Many schools have already implemented NIL policies to assist their athletes in navigating this new terrain. Many of these policies are more restrictive than the NCAA policy. These policies reiterate the major points of the NCAA policy, including a prohibition of “pay-for-play” and inducements. Schools are also making it clear that athletes are not permitted to use university or athletic department related marks and logos, including uniforms. This includes wearing school related apparel while engaging in endorsements. In order to use such intellectual property, separate licensing agreements will need to be secured by the athletes. Many schools have also placed prohibitions on endorsements, such as the endorsement of alcohol, tobacco, e-cigarettes, steroids, gambling, illegal firearms, or sexually oriented businesses. Additionally, there may be prohibitions against entering into contracts with school partners, or entities with which the school does business.
Even though not all states have passed NIL laws, Florida has passed its own NIL law effective July 1, 2021. The statute permits compensation for the use of an athletes name, image, and likeness provided that compensation is equal to the market value of the name, image, and likeness. This compensation cannot be in exchange for athletic performance, or attendance at a particular school. An athlete cannot request fans send them money via venmo/cashapp/zelle/etc. The law permits an athlete to use an athlete agent or an attorney to represent him or her for the purpose of securing compensation. It even permits minors to contract and be compensated provided they follow Florida law in the approval of such contracts. Generally, an athlete cannot engage in a contract that conflicts with its school team contract, and must disclose the contract to his or her institution. The law also requires that post-secondary institutes provide financial skills workshops for its athletes. For more information on the Florida NIL law, contact an attorney at Bitman, O’Brien, & Morat.

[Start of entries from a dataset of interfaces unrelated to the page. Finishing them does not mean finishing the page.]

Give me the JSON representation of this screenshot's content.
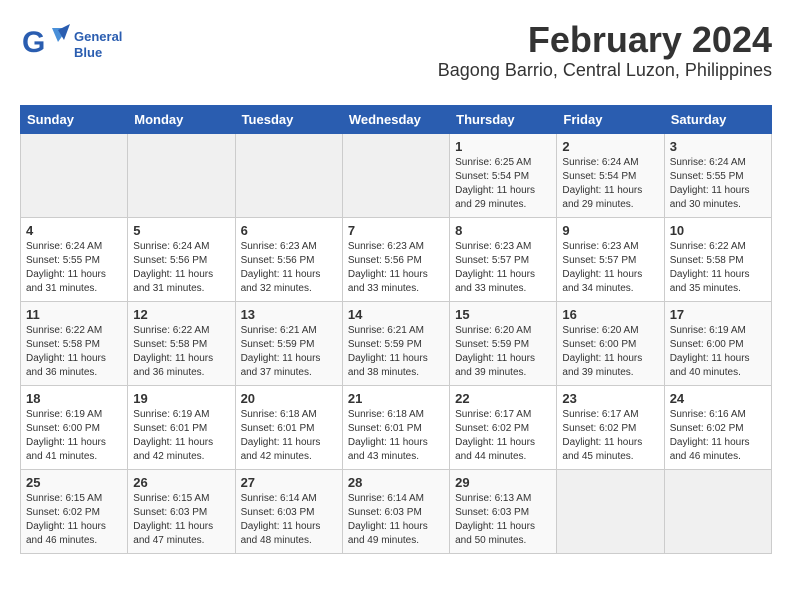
{
  "app": {
    "logo_general": "General",
    "logo_blue": "Blue"
  },
  "header": {
    "month_year": "February 2024",
    "location": "Bagong Barrio, Central Luzon, Philippines"
  },
  "days_of_week": [
    "Sunday",
    "Monday",
    "Tuesday",
    "Wednesday",
    "Thursday",
    "Friday",
    "Saturday"
  ],
  "weeks": [
    [
      {
        "day": "",
        "sunrise": "",
        "sunset": "",
        "daylight": ""
      },
      {
        "day": "",
        "sunrise": "",
        "sunset": "",
        "daylight": ""
      },
      {
        "day": "",
        "sunrise": "",
        "sunset": "",
        "daylight": ""
      },
      {
        "day": "",
        "sunrise": "",
        "sunset": "",
        "daylight": ""
      },
      {
        "day": "1",
        "sunrise": "Sunrise: 6:25 AM",
        "sunset": "Sunset: 5:54 PM",
        "daylight": "Daylight: 11 hours and 29 minutes."
      },
      {
        "day": "2",
        "sunrise": "Sunrise: 6:24 AM",
        "sunset": "Sunset: 5:54 PM",
        "daylight": "Daylight: 11 hours and 29 minutes."
      },
      {
        "day": "3",
        "sunrise": "Sunrise: 6:24 AM",
        "sunset": "Sunset: 5:55 PM",
        "daylight": "Daylight: 11 hours and 30 minutes."
      }
    ],
    [
      {
        "day": "4",
        "sunrise": "Sunrise: 6:24 AM",
        "sunset": "Sunset: 5:55 PM",
        "daylight": "Daylight: 11 hours and 31 minutes."
      },
      {
        "day": "5",
        "sunrise": "Sunrise: 6:24 AM",
        "sunset": "Sunset: 5:56 PM",
        "daylight": "Daylight: 11 hours and 31 minutes."
      },
      {
        "day": "6",
        "sunrise": "Sunrise: 6:23 AM",
        "sunset": "Sunset: 5:56 PM",
        "daylight": "Daylight: 11 hours and 32 minutes."
      },
      {
        "day": "7",
        "sunrise": "Sunrise: 6:23 AM",
        "sunset": "Sunset: 5:56 PM",
        "daylight": "Daylight: 11 hours and 33 minutes."
      },
      {
        "day": "8",
        "sunrise": "Sunrise: 6:23 AM",
        "sunset": "Sunset: 5:57 PM",
        "daylight": "Daylight: 11 hours and 33 minutes."
      },
      {
        "day": "9",
        "sunrise": "Sunrise: 6:23 AM",
        "sunset": "Sunset: 5:57 PM",
        "daylight": "Daylight: 11 hours and 34 minutes."
      },
      {
        "day": "10",
        "sunrise": "Sunrise: 6:22 AM",
        "sunset": "Sunset: 5:58 PM",
        "daylight": "Daylight: 11 hours and 35 minutes."
      }
    ],
    [
      {
        "day": "11",
        "sunrise": "Sunrise: 6:22 AM",
        "sunset": "Sunset: 5:58 PM",
        "daylight": "Daylight: 11 hours and 36 minutes."
      },
      {
        "day": "12",
        "sunrise": "Sunrise: 6:22 AM",
        "sunset": "Sunset: 5:58 PM",
        "daylight": "Daylight: 11 hours and 36 minutes."
      },
      {
        "day": "13",
        "sunrise": "Sunrise: 6:21 AM",
        "sunset": "Sunset: 5:59 PM",
        "daylight": "Daylight: 11 hours and 37 minutes."
      },
      {
        "day": "14",
        "sunrise": "Sunrise: 6:21 AM",
        "sunset": "Sunset: 5:59 PM",
        "daylight": "Daylight: 11 hours and 38 minutes."
      },
      {
        "day": "15",
        "sunrise": "Sunrise: 6:20 AM",
        "sunset": "Sunset: 5:59 PM",
        "daylight": "Daylight: 11 hours and 39 minutes."
      },
      {
        "day": "16",
        "sunrise": "Sunrise: 6:20 AM",
        "sunset": "Sunset: 6:00 PM",
        "daylight": "Daylight: 11 hours and 39 minutes."
      },
      {
        "day": "17",
        "sunrise": "Sunrise: 6:19 AM",
        "sunset": "Sunset: 6:00 PM",
        "daylight": "Daylight: 11 hours and 40 minutes."
      }
    ],
    [
      {
        "day": "18",
        "sunrise": "Sunrise: 6:19 AM",
        "sunset": "Sunset: 6:00 PM",
        "daylight": "Daylight: 11 hours and 41 minutes."
      },
      {
        "day": "19",
        "sunrise": "Sunrise: 6:19 AM",
        "sunset": "Sunset: 6:01 PM",
        "daylight": "Daylight: 11 hours and 42 minutes."
      },
      {
        "day": "20",
        "sunrise": "Sunrise: 6:18 AM",
        "sunset": "Sunset: 6:01 PM",
        "daylight": "Daylight: 11 hours and 42 minutes."
      },
      {
        "day": "21",
        "sunrise": "Sunrise: 6:18 AM",
        "sunset": "Sunset: 6:01 PM",
        "daylight": "Daylight: 11 hours and 43 minutes."
      },
      {
        "day": "22",
        "sunrise": "Sunrise: 6:17 AM",
        "sunset": "Sunset: 6:02 PM",
        "daylight": "Daylight: 11 hours and 44 minutes."
      },
      {
        "day": "23",
        "sunrise": "Sunrise: 6:17 AM",
        "sunset": "Sunset: 6:02 PM",
        "daylight": "Daylight: 11 hours and 45 minutes."
      },
      {
        "day": "24",
        "sunrise": "Sunrise: 6:16 AM",
        "sunset": "Sunset: 6:02 PM",
        "daylight": "Daylight: 11 hours and 46 minutes."
      }
    ],
    [
      {
        "day": "25",
        "sunrise": "Sunrise: 6:15 AM",
        "sunset": "Sunset: 6:02 PM",
        "daylight": "Daylight: 11 hours and 46 minutes."
      },
      {
        "day": "26",
        "sunrise": "Sunrise: 6:15 AM",
        "sunset": "Sunset: 6:03 PM",
        "daylight": "Daylight: 11 hours and 47 minutes."
      },
      {
        "day": "27",
        "sunrise": "Sunrise: 6:14 AM",
        "sunset": "Sunset: 6:03 PM",
        "daylight": "Daylight: 11 hours and 48 minutes."
      },
      {
        "day": "28",
        "sunrise": "Sunrise: 6:14 AM",
        "sunset": "Sunset: 6:03 PM",
        "daylight": "Daylight: 11 hours and 49 minutes."
      },
      {
        "day": "29",
        "sunrise": "Sunrise: 6:13 AM",
        "sunset": "Sunset: 6:03 PM",
        "daylight": "Daylight: 11 hours and 50 minutes."
      },
      {
        "day": "",
        "sunrise": "",
        "sunset": "",
        "daylight": ""
      },
      {
        "day": "",
        "sunrise": "",
        "sunset": "",
        "daylight": ""
      }
    ]
  ]
}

The sands are shifting with respect to the rules of the game as the NCAA, schools, and athletes scramble to make sense of the new rules. The NCAA adopted an interim policy on June 30, 2021, that in effect, will permit athletes to profit from their name, image, and likeness. The policy provides certain guidelines such as:

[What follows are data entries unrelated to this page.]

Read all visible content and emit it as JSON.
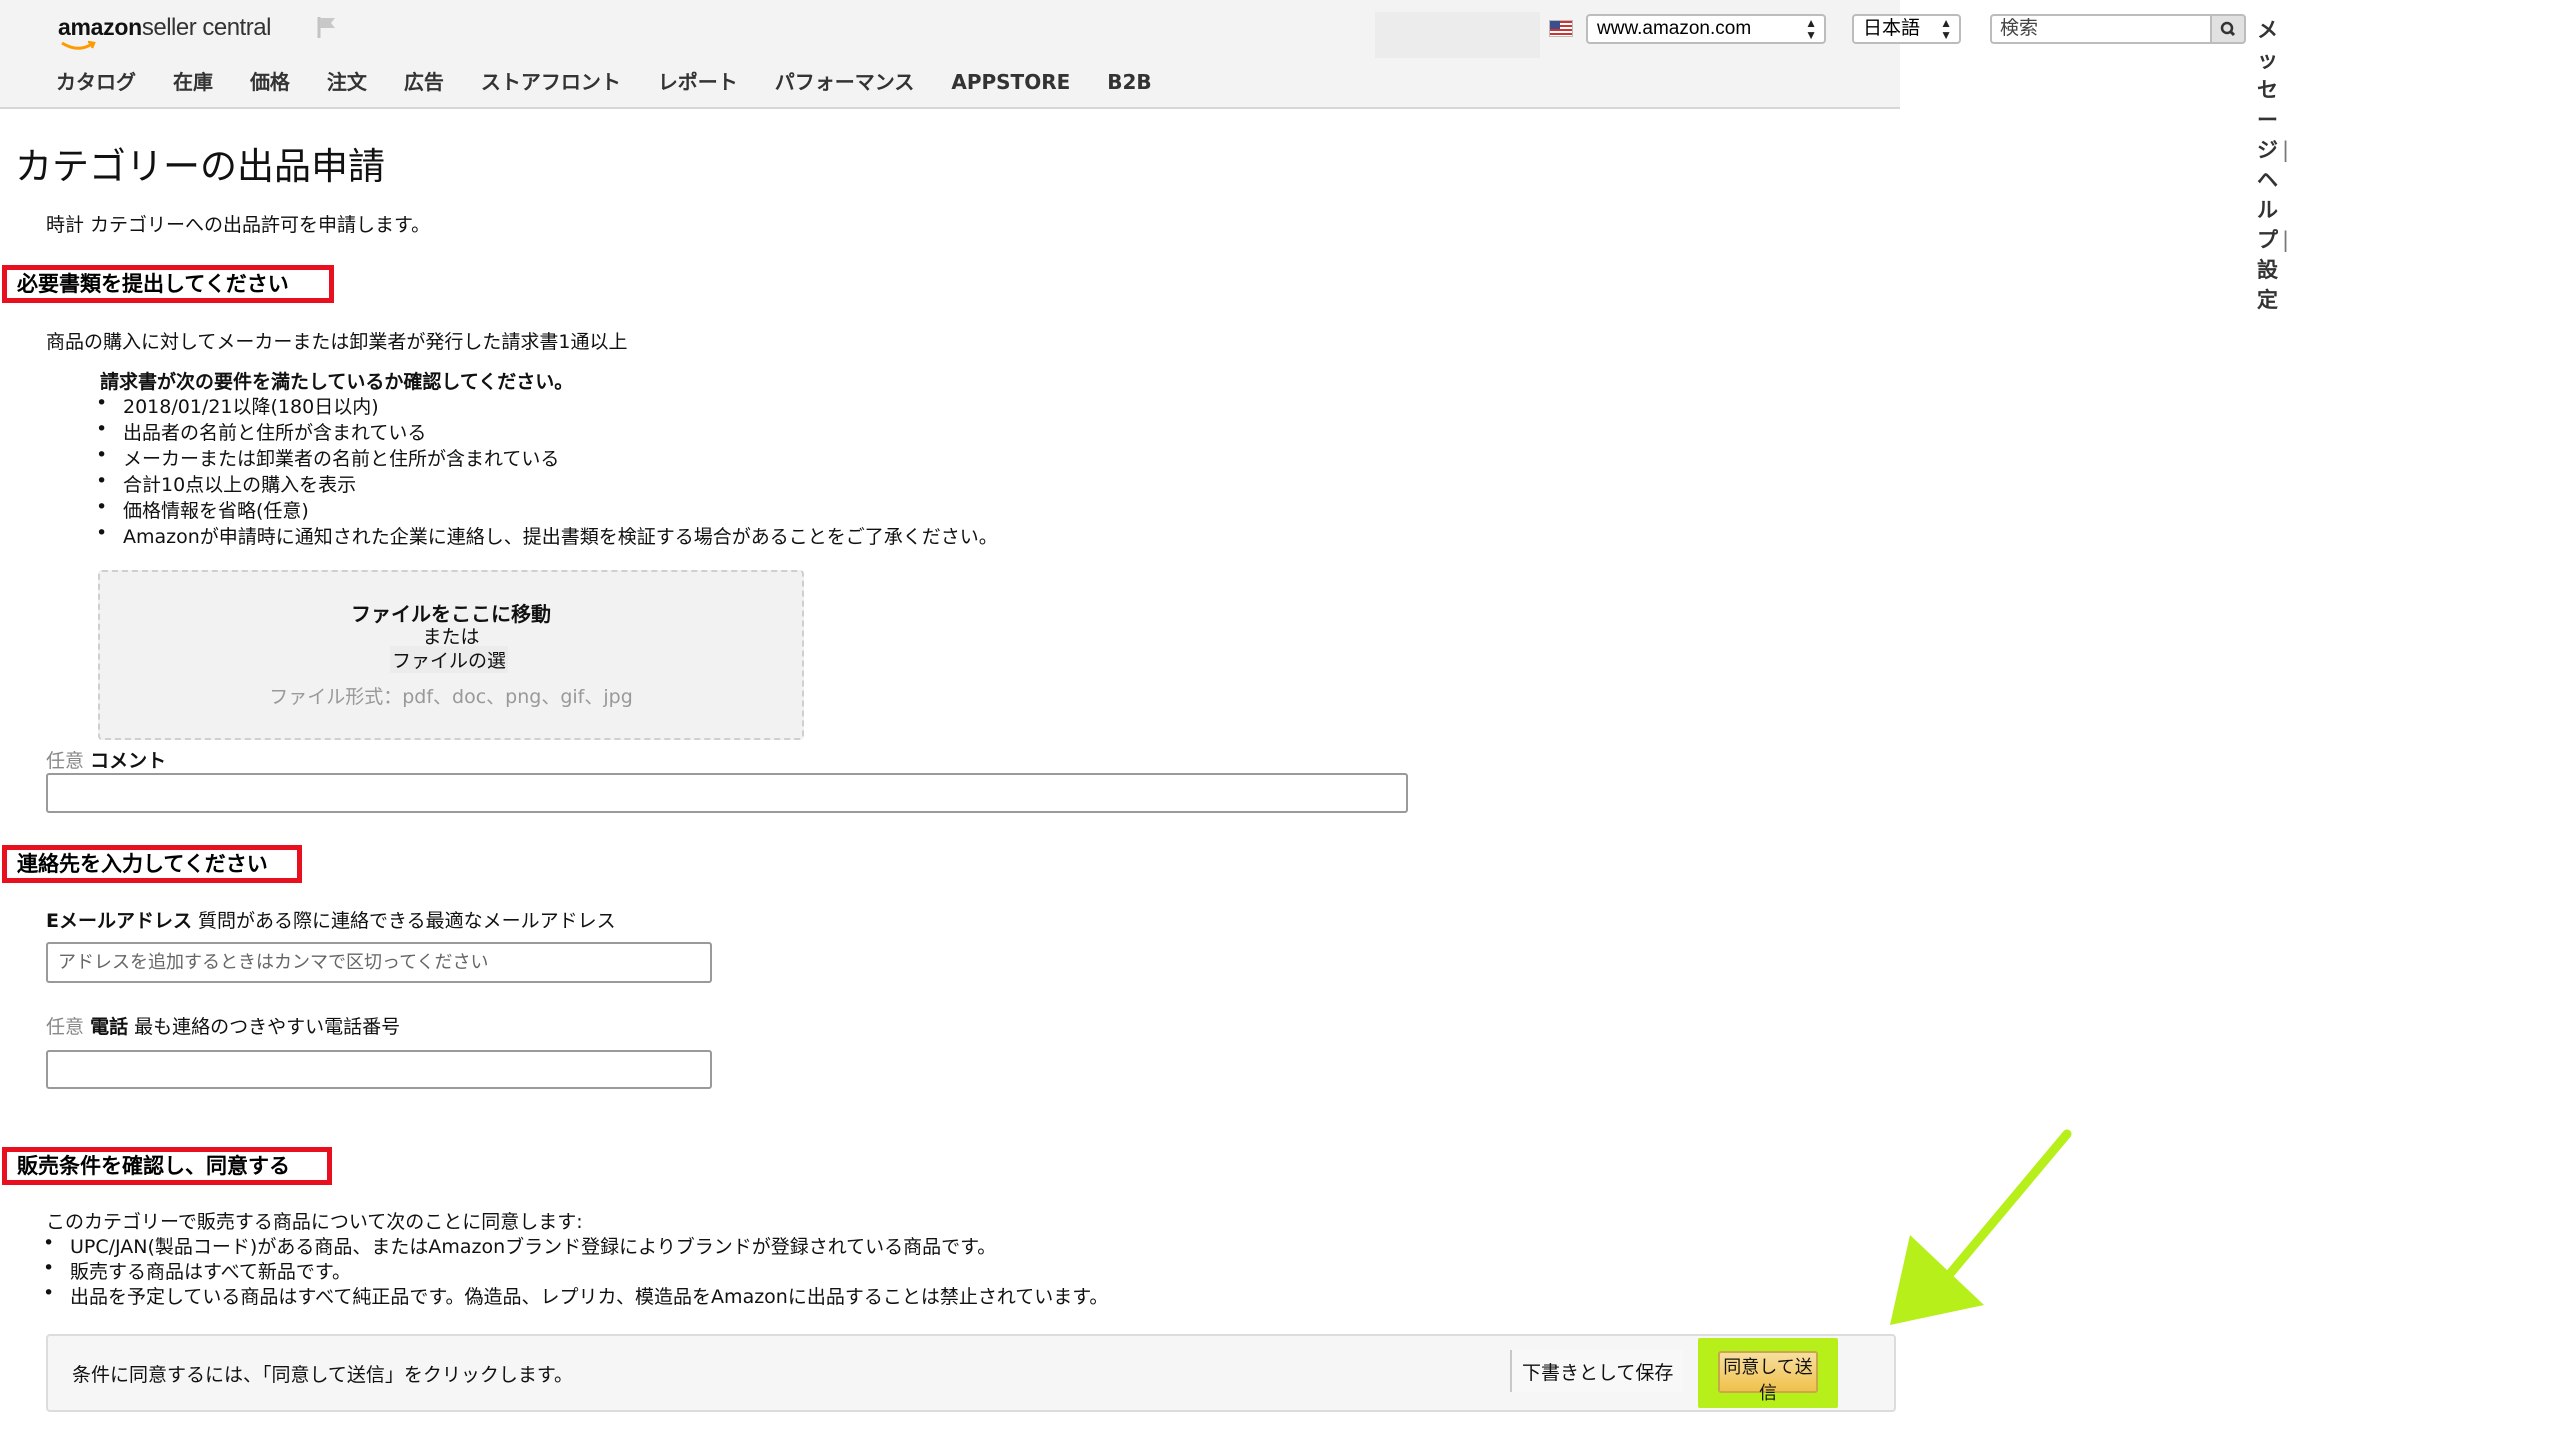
{
  "header": {
    "logo_amazon": "amazon",
    "logo_seller": "seller central",
    "marketplace_value": "www.amazon.com",
    "language_value": "日本語",
    "search_placeholder": "検索",
    "links": [
      "メッセージ",
      "ヘルプ",
      "設定"
    ],
    "nav": [
      "カタログ",
      "在庫",
      "価格",
      "注文",
      "広告",
      "ストアフロント",
      "レポート",
      "パフォーマンス",
      "APPSTORE",
      "B2B"
    ]
  },
  "page": {
    "title": "カテゴリーの出品申請",
    "subtitle": "時計 カテゴリーへの出品許可を申請します。"
  },
  "documents": {
    "section_title": "必要書類を提出してください",
    "intro": "商品の購入に対してメーカーまたは卸業者が発行した請求書1通以上",
    "requirements_heading": "請求書が次の要件を満たしているか確認してください。",
    "requirements": [
      "2018/01/21以降(180日以内)",
      "出品者の名前と住所が含まれている",
      "メーカーまたは卸業者の名前と住所が含まれている",
      "合計10点以上の購入を表示",
      "価格情報を省略(任意)",
      "Amazonが申請時に通知された企業に連絡し、提出書類を検証する場合があることをご了承ください。"
    ],
    "dropzone": {
      "title": "ファイルをここに移動",
      "or": "または",
      "choose_file": "ファイルの選",
      "formats": "ファイル形式：pdf、doc、png、gif、jpg"
    },
    "comment_optional": "任意",
    "comment_label": "コメント",
    "comment_value": ""
  },
  "contact": {
    "section_title": "連絡先を入力してください",
    "email_label": "Eメールアドレス",
    "email_hint": "質問がある際に連絡できる最適なメールアドレス",
    "email_placeholder": "アドレスを追加するときはカンマで区切ってください",
    "phone_optional": "任意",
    "phone_label": "電話",
    "phone_hint": "最も連絡のつきやすい電話番号",
    "phone_value": ""
  },
  "terms": {
    "section_title": "販売条件を確認し、同意する",
    "intro": "このカテゴリーで販売する商品について次のことに同意します:",
    "items": [
      "UPC/JAN(製品コード)がある商品、またはAmazonブランド登録によりブランドが登録されている商品です。",
      "販売する商品はすべて新品です。",
      "出品を予定している商品はすべて純正品です。偽造品、レプリカ、模造品をAmazonに出品することは禁止されています。"
    ],
    "agree_instruction": "条件に同意するには、「同意して送信」をクリックします。",
    "save_draft_label": "下書きとして保存",
    "agree_submit_label": "同意して送信"
  },
  "colors": {
    "section_border": "#e8101e",
    "highlight": "#b6ef19",
    "button_gold": "#f0c14b",
    "amazon_orange": "#ff9900"
  }
}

- Individuals can engage in NIL activities that are consistent with the law of the state where the school is located. Colleges and universities may be a resource for state law questions.
- Individuals can use a professional services provider for NIL activities (meaning an attorney or a licensed agent).
- College athletes who attend a school in a state without an NIL law can engage in NIL activity without violating NCAA rules related to name, image and likeness.
- State law and schools/conferences may impose reporting requirements.
During the interim NIL policy, the NCAA’s expectation is that schools and student-athletes will not use NIL transactions to compensate for athletic participation or achievement or as an improper inducement.
It is important to note that this policy is not retroactive. Any NIL activity before July 1, 2021 is still considered impermissible.
The NCAA will undoubtedly implement formal rules in the near future. An attorney is best suited to help you understand and traverse these new rules.
Sports lawyers represent the legal interests of anyone in the sports profession. This includes any type of athlete, single players, coaches, and, in some cases, entire teams. An Orlando sports lawyer handles business dealings, negotiates contracts, resolves disputes, defends their clients, and more.
How much your Orlando entertainment lawyer charges will vary. Lawyers often charge on billable hours or a retainer fee. However, it’s important these fees may not cover the costs of various legal documents or fees.